In primary school, my physical education teacher always paired me with an athletic boy for our one-on-one basketball drills. In middle school, I played on my school’s girls teams and, in 8th grade, we went undefeated in every sport. In high school, I ran cross country and broke multiple school records.

What I’m trying to say is that girls who enjoy playing sports are not tomboys.

We are athletes.

By playing sports, girls (and boys) develop mental toughness and important social and physical skills along with a heightened sense of accomplishment, confidence, determination, and empowerment. Athletic girls must not be shunned while athletic boys are celebrated.

In 2010, UNICEF partnered with the Bamyan Provincial Department of Women’s Affairs and the local Youth Information and Contact Centre in Afghanistan to promote girls’ empowerment through sport.

Participation in sport is a critical part of any child’s physical and social development, especially for girls. Sport can help improve their self-esteem and self-awareness. Sport teaches integrity and self-management by setting objective standards that girls can work to achieve.” ~ Dr. Atiqullah Amiri, UNICEF

In 2012, the U.S. Department of State unveiled its Empowering Women and Girls Through Sports Initiative. One component of the Initiative involves a partnership with espnW’s Global Sports Mentoring Program. The program matches emerging female leaders from 15 different countries with female top executives in the American sports industry for one month, allowing the young leaders to gain valuable skills necessary to build female sports leagues in their home countries. The Initiative also engages professional athletes, coaches and athletic administrators with underserved youth as well as invites young women and girl athletes to the United States to participate in clinics, team building exercises, and more. Watch former Secretary of State Hillary R. Clinton announce the Initiative here.

Sports serve an important role in the dialogue surrounding women and girls’ empowerment – and the world is finally taking note.

Check out these fantastic organizations already working to empower women and girls through sport:

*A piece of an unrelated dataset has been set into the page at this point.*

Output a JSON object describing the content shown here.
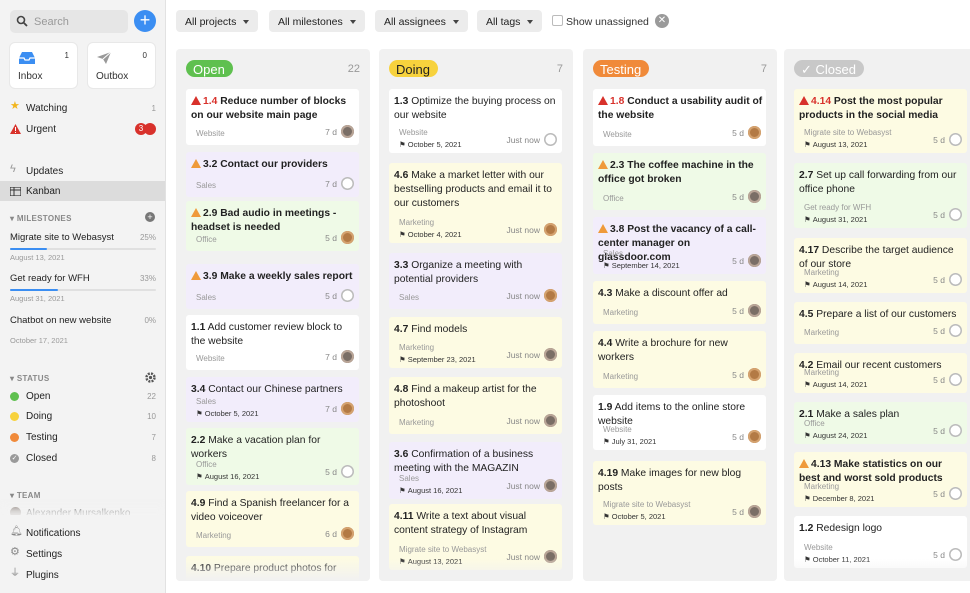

Don’t miss this great film depicting how boxing empowers women in Afghanistan.

Cover image courtesy of Flickr’s Creative Commons.